Exercise goal — Report each line of the data that includes the word "name".

The input —
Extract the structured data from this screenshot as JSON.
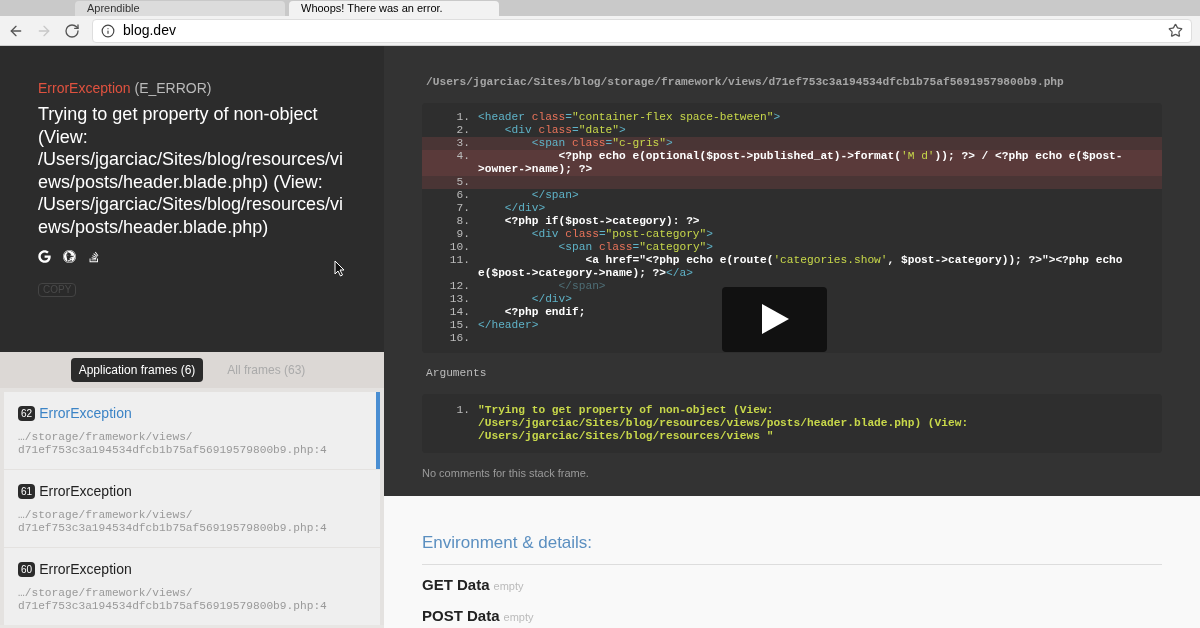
{
  "browser": {
    "tabs": [
      {
        "title": "Aprendible",
        "selected": false
      },
      {
        "title": "Whoops! There was an error.",
        "selected": true
      }
    ],
    "address": "blog.dev",
    "forward_disabled": true
  },
  "exception": {
    "class": "ErrorException",
    "code": "(E_ERROR)",
    "message": "Trying to get property of non-object (View: /Users/jgarciac/Sites/blog/resources/views/posts/header.blade.php) (View: /Users/jgarciac/Sites/blog/resources/views/posts/header.blade.php)",
    "copy_label": "COPY"
  },
  "frame_tabs": [
    {
      "label": "Application frames (6)",
      "selected": true
    },
    {
      "label": "All frames (63)",
      "selected": false
    }
  ],
  "frames": [
    {
      "index": "62",
      "name": "ErrorException",
      "path": "…/storage/framework/views/",
      "file": "d71ef753c3a194534dfcb1b75af56919579800b9.php:4",
      "selected": true
    },
    {
      "index": "61",
      "name": "ErrorException",
      "path": "…/storage/framework/views/",
      "file": "d71ef753c3a194534dfcb1b75af56919579800b9.php:4",
      "selected": false
    },
    {
      "index": "60",
      "name": "ErrorException",
      "path": "…/storage/framework/views/",
      "file": "d71ef753c3a194534dfcb1b75af56919579800b9.php:4",
      "selected": false
    }
  ],
  "code": {
    "file": "/Users/jgarciac/Sites/blog/storage/framework/views/d71ef753c3a194534dfcb1b75af56919579800b9.php",
    "lines": [
      {
        "number": "1.",
        "highlighted": false,
        "selected": false,
        "tokens": [
          {
            "kind": "tag",
            "text": "<header "
          },
          {
            "kind": "attr",
            "text": "class"
          },
          {
            "kind": "tag",
            "text": "="
          },
          {
            "kind": "string",
            "text": "\"container-flex space-between\""
          },
          {
            "kind": "tag",
            "text": ">"
          }
        ]
      },
      {
        "number": "2.",
        "highlighted": false,
        "selected": false,
        "tokens": [
          {
            "kind": "tag",
            "text": "    <div "
          },
          {
            "kind": "attr",
            "text": "class"
          },
          {
            "kind": "tag",
            "text": "="
          },
          {
            "kind": "string",
            "text": "\"date\""
          },
          {
            "kind": "tag",
            "text": ">"
          }
        ]
      },
      {
        "number": "3.",
        "highlighted": true,
        "selected": false,
        "tokens": [
          {
            "kind": "tag",
            "text": "        <span "
          },
          {
            "kind": "attr",
            "text": "class"
          },
          {
            "kind": "tag",
            "text": "="
          },
          {
            "kind": "string",
            "text": "\"c-gris\""
          },
          {
            "kind": "tag",
            "text": ">"
          }
        ]
      },
      {
        "number": "4.",
        "highlighted": true,
        "selected": true,
        "tokens": [
          {
            "kind": "php",
            "text": "            <?php echo e(optional($post->published_at)->format("
          },
          {
            "kind": "string",
            "text": "'M d'"
          },
          {
            "kind": "php",
            "text": ")); ?> / <?php echo e($post->owner->name); ?>"
          }
        ]
      },
      {
        "number": "5.",
        "highlighted": true,
        "selected": false
      },
      {
        "number": "6.",
        "highlighted": false,
        "selected": false,
        "tokens": [
          {
            "kind": "tag",
            "text": "        </span>"
          }
        ]
      },
      {
        "number": "7.",
        "highlighted": false,
        "selected": false,
        "tokens": [
          {
            "kind": "tag",
            "text": "    </div>"
          }
        ]
      },
      {
        "number": "8.",
        "highlighted": false,
        "selected": false,
        "tokens": [
          {
            "kind": "php",
            "text": "    <?php if($post->category): ?>"
          }
        ]
      },
      {
        "number": "9.",
        "highlighted": false,
        "selected": false,
        "tokens": [
          {
            "kind": "tag",
            "text": "        <div "
          },
          {
            "kind": "attr",
            "text": "class"
          },
          {
            "kind": "tag",
            "text": "="
          },
          {
            "kind": "string",
            "text": "\"post-category\""
          },
          {
            "kind": "tag",
            "text": ">"
          }
        ]
      },
      {
        "number": "10.",
        "highlighted": false,
        "selected": false,
        "tokens": [
          {
            "kind": "tag",
            "text": "            <span "
          },
          {
            "kind": "attr",
            "text": "class"
          },
          {
            "kind": "tag",
            "text": "="
          },
          {
            "kind": "string",
            "text": "\"category\""
          },
          {
            "kind": "tag",
            "text": ">"
          }
        ]
      },
      {
        "number": "11.",
        "highlighted": false,
        "selected": false,
        "tokens": [
          {
            "kind": "php",
            "text": "                <a href=\"<?php echo e(route("
          },
          {
            "kind": "string",
            "text": "'categories.show'"
          },
          {
            "kind": "php",
            "text": ", $post->category)); ?>\"><?php echo e($post->category->name); ?>"
          },
          {
            "kind": "tag",
            "text": "</a>"
          }
        ]
      },
      {
        "number": "12.",
        "highlighted": false,
        "selected": false,
        "tokens": [
          {
            "kind": "dim",
            "text": "            </span>"
          }
        ]
      },
      {
        "number": "13.",
        "highlighted": false,
        "selected": false,
        "tokens": [
          {
            "kind": "tag",
            "text": "        </div>"
          }
        ]
      },
      {
        "number": "14.",
        "highlighted": false,
        "selected": false,
        "tokens": [
          {
            "kind": "php",
            "text": "    <?php endif;"
          }
        ]
      },
      {
        "number": "15.",
        "highlighted": false,
        "selected": false,
        "tokens": [
          {
            "kind": "tag",
            "text": "</header>"
          }
        ]
      },
      {
        "number": "16.",
        "highlighted": false,
        "selected": false
      }
    ]
  },
  "arguments_label": "Arguments",
  "arguments": [
    {
      "number": "1.",
      "value": "\"Trying to get property of non-object (View: /Users/jgarciac/Sites/blog/resources/views/posts/header.blade.php) (View: /Users/jgarciac/Sites/blog/resources/views \""
    }
  ],
  "comments": "No comments for this stack frame.",
  "environment": {
    "title": "Environment & details:",
    "sections": [
      {
        "name": "GET Data",
        "value": "empty"
      },
      {
        "name": "POST Data",
        "value": "empty"
      }
    ]
  }
}
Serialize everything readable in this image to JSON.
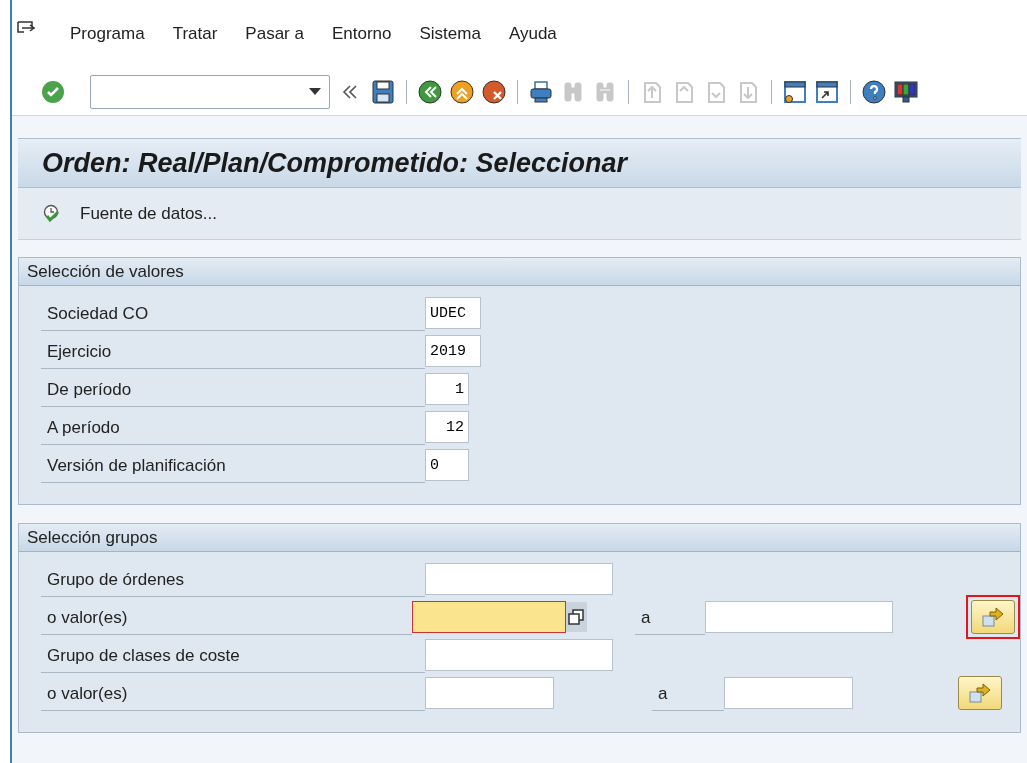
{
  "menu_bar": {
    "items": [
      "Programa",
      "Tratar",
      "Pasar a",
      "Entorno",
      "Sistema",
      "Ayuda"
    ]
  },
  "toolbar": {
    "buttons": [
      {
        "kind": "save",
        "disabled": false
      },
      {
        "kind": "back",
        "disabled": false
      },
      {
        "kind": "exit",
        "disabled": false
      },
      {
        "kind": "cancel",
        "disabled": false
      },
      {
        "kind": "print",
        "disabled": false
      },
      {
        "kind": "find",
        "disabled": true
      },
      {
        "kind": "find_next",
        "disabled": true
      },
      {
        "kind": "first_page",
        "disabled": true
      },
      {
        "kind": "prev_page",
        "disabled": true
      },
      {
        "kind": "next_page",
        "disabled": true
      },
      {
        "kind": "last_page",
        "disabled": true
      },
      {
        "kind": "new_session",
        "disabled": false
      },
      {
        "kind": "shortcut",
        "disabled": false
      },
      {
        "kind": "help",
        "disabled": false
      },
      {
        "kind": "layout",
        "disabled": false
      }
    ]
  },
  "title": "Orden: Real/Plan/Comprometido: Seleccionar",
  "app_toolbar": {
    "buttons": [
      {
        "label": "Fuente de datos..."
      }
    ]
  },
  "sections": [
    {
      "title": "Selección de valores",
      "rows": [
        {
          "label": "Sociedad CO",
          "value": "UDEC"
        },
        {
          "label": "Ejercicio",
          "value": "2019"
        },
        {
          "label": "De período",
          "value": "1"
        },
        {
          "label": "A período",
          "value": "12"
        },
        {
          "label": "Versión de planificación",
          "value": "0"
        }
      ]
    },
    {
      "title": "Selección grupos",
      "rows": [
        {
          "label": "Grupo de órdenes",
          "focused": false
        },
        {
          "label": "o valor(es)",
          "focused": true,
          "to_label": "a",
          "highlighted": true
        },
        {
          "label": "Grupo de clases de coste",
          "focused": false
        },
        {
          "label": "o valor(es)",
          "focused": false,
          "to_label": "a",
          "highlighted": false
        }
      ]
    }
  ]
}
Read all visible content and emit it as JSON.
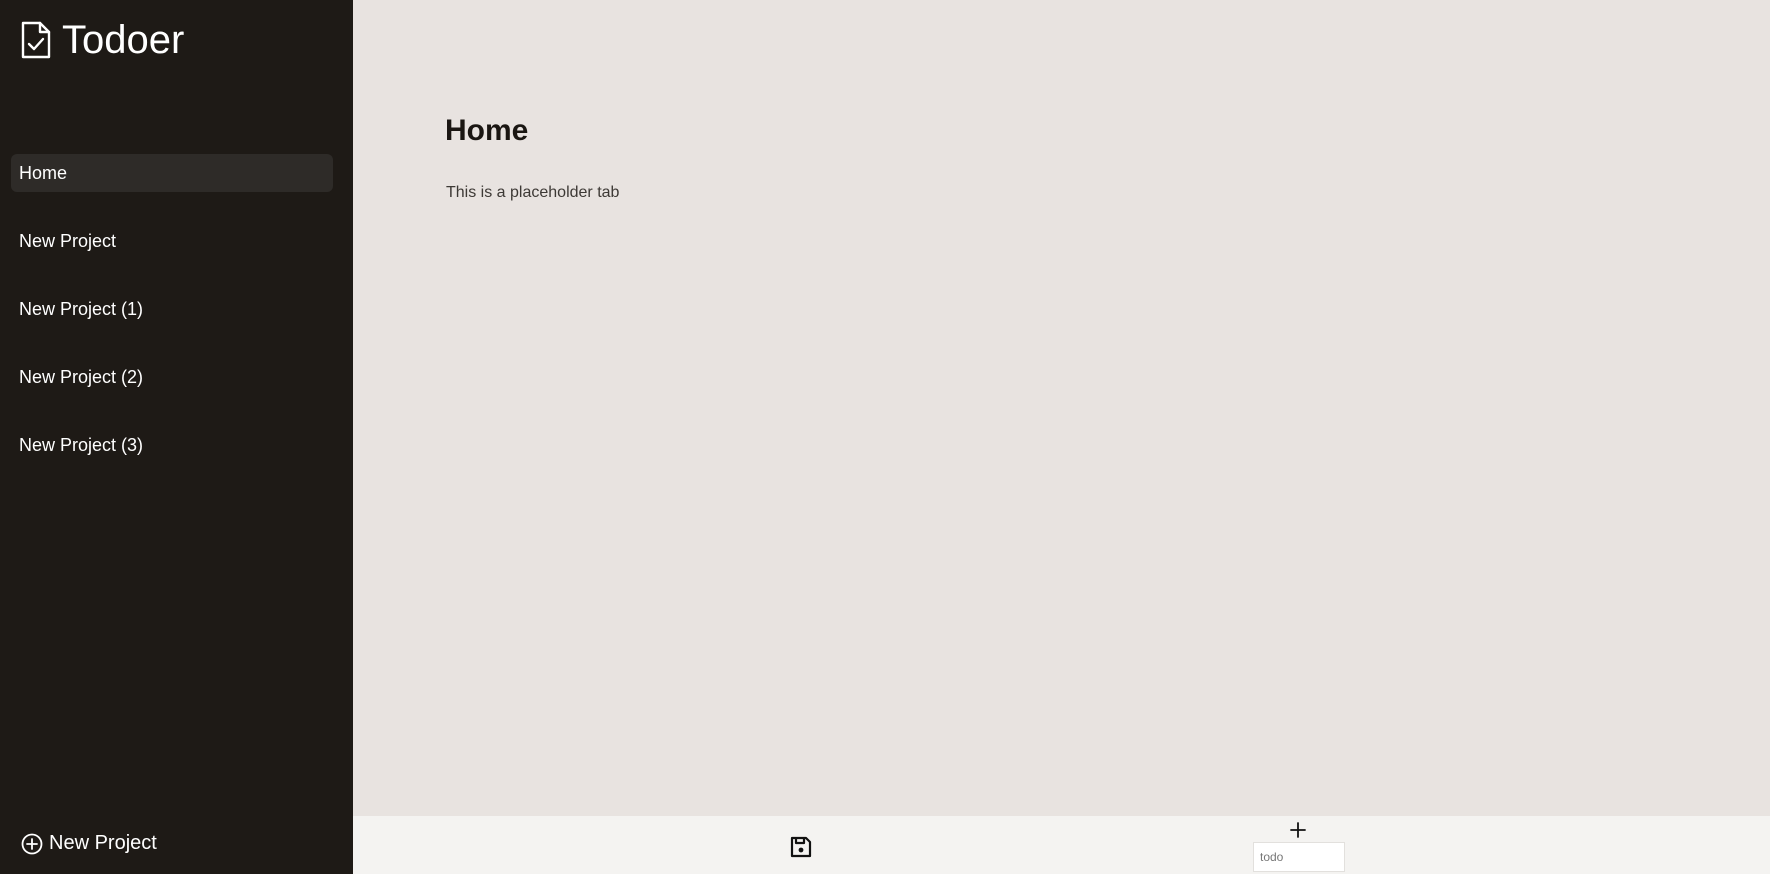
{
  "app": {
    "title": "Todoer",
    "logo_icon": "document-check-icon"
  },
  "sidebar": {
    "items": [
      {
        "label": "Home",
        "active": true
      },
      {
        "label": "New Project",
        "active": false
      },
      {
        "label": "New Project (1)",
        "active": false
      },
      {
        "label": "New Project (2)",
        "active": false
      },
      {
        "label": "New Project (3)",
        "active": false
      }
    ],
    "new_project_label": "New Project",
    "new_project_icon": "plus-circle-icon"
  },
  "main": {
    "title": "Home",
    "text": "This is a placeholder tab"
  },
  "toolbar": {
    "save_icon": "floppy-disk-icon",
    "add_icon": "plus-icon",
    "todo_placeholder": "todo"
  },
  "colors": {
    "sidebar_bg": "#1e1a16",
    "sidebar_active": "#2e2b28",
    "main_bg": "#e8e3e0",
    "toolbar_bg": "#f4f3f1"
  }
}
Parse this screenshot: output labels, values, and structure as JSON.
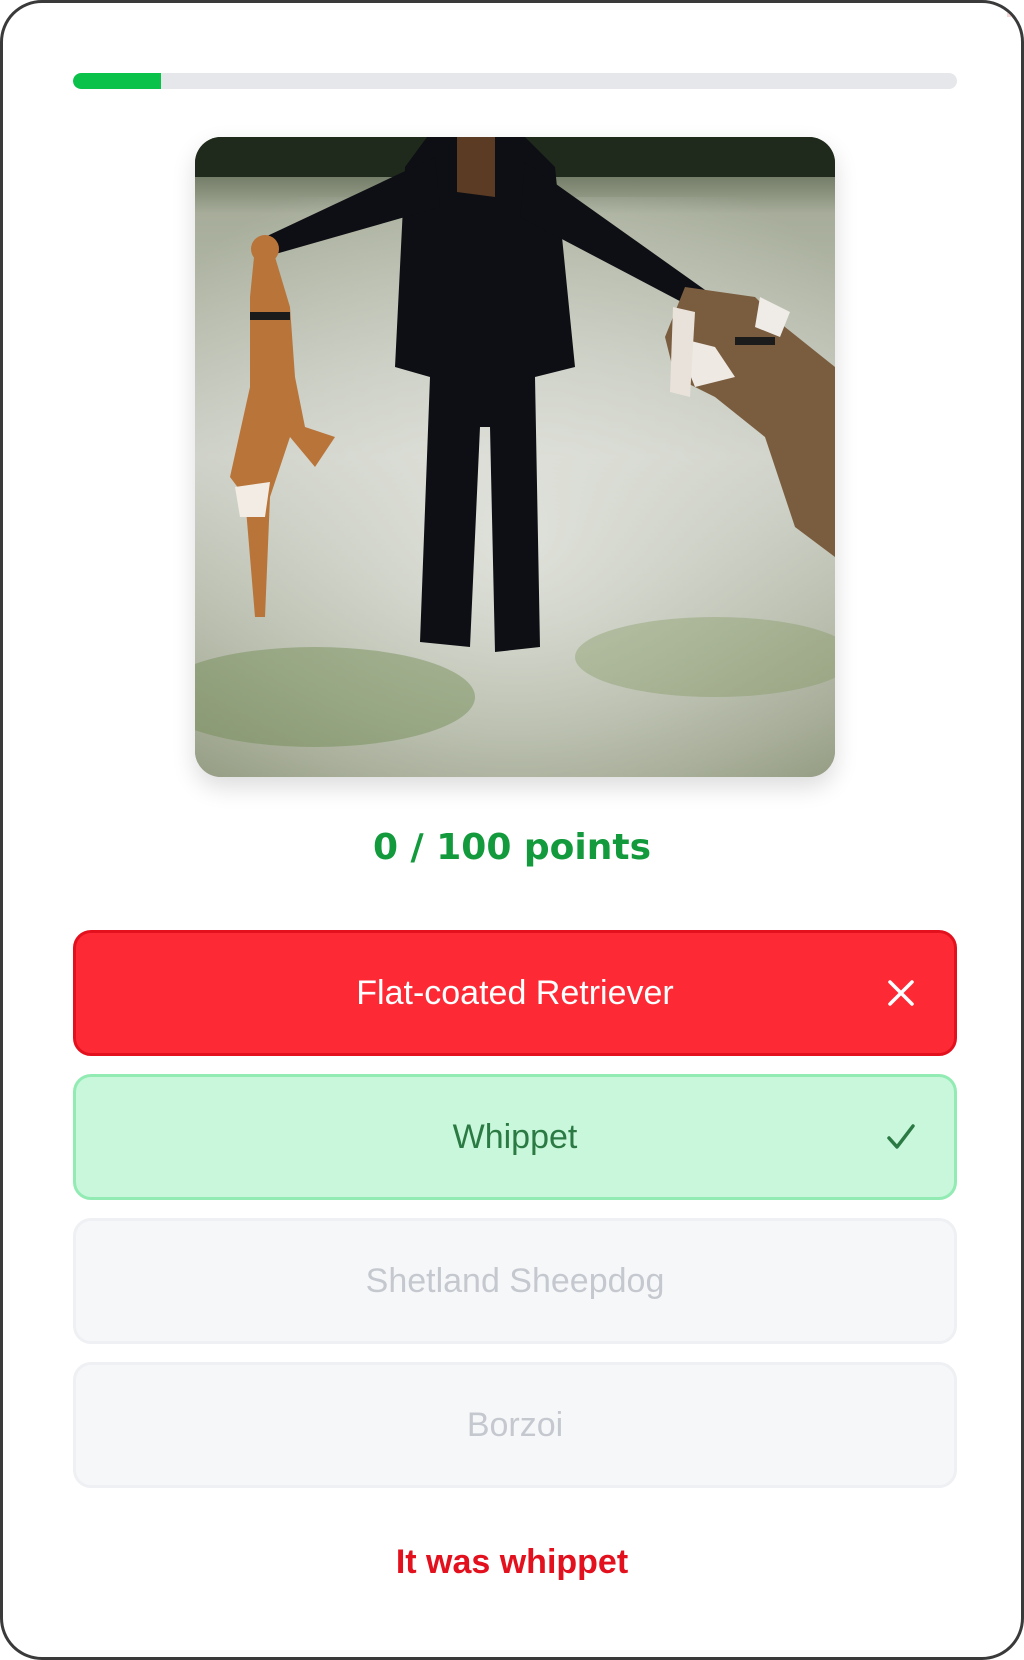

The answer —
      "name": "ErrorException",
      "name": "ErrorException",
      "name": "ErrorException",
            "text": ")); ?> / <?php echo e($post->owner->name); ?>"
            "text": ", $post->category)); ?>\"><?php echo e($post->category->name); ?>"
        "name": "GET Data",
        "name": "POST Data",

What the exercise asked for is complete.